» Task objective
All the data should be printed again exactly as written.

[Dataset rows for apps and sites]

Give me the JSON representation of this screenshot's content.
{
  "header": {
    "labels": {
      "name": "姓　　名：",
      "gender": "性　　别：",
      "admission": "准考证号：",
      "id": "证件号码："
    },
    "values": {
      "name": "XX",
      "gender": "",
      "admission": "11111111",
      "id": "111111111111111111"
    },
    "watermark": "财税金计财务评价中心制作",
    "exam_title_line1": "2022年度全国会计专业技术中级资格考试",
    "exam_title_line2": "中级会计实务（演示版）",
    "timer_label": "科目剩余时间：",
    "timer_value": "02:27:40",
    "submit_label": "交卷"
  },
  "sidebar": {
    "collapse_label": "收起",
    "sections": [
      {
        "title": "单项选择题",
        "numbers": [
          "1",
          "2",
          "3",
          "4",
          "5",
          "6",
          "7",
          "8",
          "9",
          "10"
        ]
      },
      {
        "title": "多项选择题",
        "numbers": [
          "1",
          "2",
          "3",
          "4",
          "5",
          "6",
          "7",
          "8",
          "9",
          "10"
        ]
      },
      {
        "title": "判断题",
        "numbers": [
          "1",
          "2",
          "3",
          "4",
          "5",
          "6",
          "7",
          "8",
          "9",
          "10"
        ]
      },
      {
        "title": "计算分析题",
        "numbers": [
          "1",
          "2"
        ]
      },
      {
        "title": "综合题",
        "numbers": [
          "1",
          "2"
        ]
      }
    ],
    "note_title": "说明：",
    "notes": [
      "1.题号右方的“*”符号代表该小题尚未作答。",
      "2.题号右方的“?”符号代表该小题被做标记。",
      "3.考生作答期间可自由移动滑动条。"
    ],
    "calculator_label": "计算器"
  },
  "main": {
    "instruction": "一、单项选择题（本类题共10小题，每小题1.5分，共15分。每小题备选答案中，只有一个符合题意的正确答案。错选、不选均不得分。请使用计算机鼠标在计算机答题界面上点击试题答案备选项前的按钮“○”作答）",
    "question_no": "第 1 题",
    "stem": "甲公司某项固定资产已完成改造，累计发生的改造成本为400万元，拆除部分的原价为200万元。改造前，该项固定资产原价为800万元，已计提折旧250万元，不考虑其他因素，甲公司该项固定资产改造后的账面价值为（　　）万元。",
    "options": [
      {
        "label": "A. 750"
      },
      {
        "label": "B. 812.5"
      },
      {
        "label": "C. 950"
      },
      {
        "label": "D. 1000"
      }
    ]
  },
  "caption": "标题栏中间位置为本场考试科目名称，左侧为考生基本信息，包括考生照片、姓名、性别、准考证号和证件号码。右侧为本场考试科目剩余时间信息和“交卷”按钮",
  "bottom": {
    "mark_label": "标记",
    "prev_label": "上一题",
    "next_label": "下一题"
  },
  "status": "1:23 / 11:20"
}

» Solution to this exercise
Give me the JSON representation of this screenshot's content.
{
  "header": {
    "labels": {
      "name": "姓　　名：",
      "gender": "性　　别：",
      "admission": "准考证号：",
      "id": "证件号码："
    },
    "values": {
      "name": "XX",
      "gender": "",
      "admission": "11111111",
      "id": "111111111111111111"
    },
    "watermark": "财税金计财务评价中心制作",
    "exam_title_line1": "2022年度全国会计专业技术中级资格考试",
    "exam_title_line2": "中级会计实务（演示版）",
    "timer_label": "科目剩余时间：",
    "timer_value": "02:27:40",
    "submit_label": "交卷"
  },
  "sidebar": {
    "collapse_label": "收起",
    "sections": [
      {
        "title": "单项选择题",
        "numbers": [
          "1",
          "2",
          "3",
          "4",
          "5",
          "6",
          "7",
          "8",
          "9",
          "10"
        ]
      },
      {
        "title": "多项选择题",
        "numbers": [
          "1",
          "2",
          "3",
          "4",
          "5",
          "6",
          "7",
          "8",
          "9",
          "10"
        ]
      },
      {
        "title": "判断题",
        "numbers": [
          "1",
          "2",
          "3",
          "4",
          "5",
          "6",
          "7",
          "8",
          "9",
          "10"
        ]
      },
      {
        "title": "计算分析题",
        "numbers": [
          "1",
          "2"
        ]
      },
      {
        "title": "综合题",
        "numbers": [
          "1",
          "2"
        ]
      }
    ],
    "note_title": "说明：",
    "notes": [
      "1.题号右方的“*”符号代表该小题尚未作答。",
      "2.题号右方的“?”符号代表该小题被做标记。",
      "3.考生作答期间可自由移动滑动条。"
    ],
    "calculator_label": "计算器"
  },
  "main": {
    "instruction": "一、单项选择题（本类题共10小题，每小题1.5分，共15分。每小题备选答案中，只有一个符合题意的正确答案。错选、不选均不得分。请使用计算机鼠标在计算机答题界面上点击试题答案备选项前的按钮“○”作答）",
    "question_no": "第 1 题",
    "stem": "甲公司某项固定资产已完成改造，累计发生的改造成本为400万元，拆除部分的原价为200万元。改造前，该项固定资产原价为800万元，已计提折旧250万元，不考虑其他因素，甲公司该项固定资产改造后的账面价值为（　　）万元。",
    "options": [
      {
        "label": "A. 750"
      },
      {
        "label": "B. 812.5"
      },
      {
        "label": "C. 950"
      },
      {
        "label": "D. 1000"
      }
    ]
  },
  "caption": "标题栏中间位置为本场考试科目名称，左侧为考生基本信息，包括考生照片、姓名、性别、准考证号和证件号码。右侧为本场考试科目剩余时间信息和“交卷”按钮",
  "bottom": {
    "mark_label": "标记",
    "prev_label": "上一题",
    "next_label": "下一题"
  },
  "status": "1:23 / 11:20"
}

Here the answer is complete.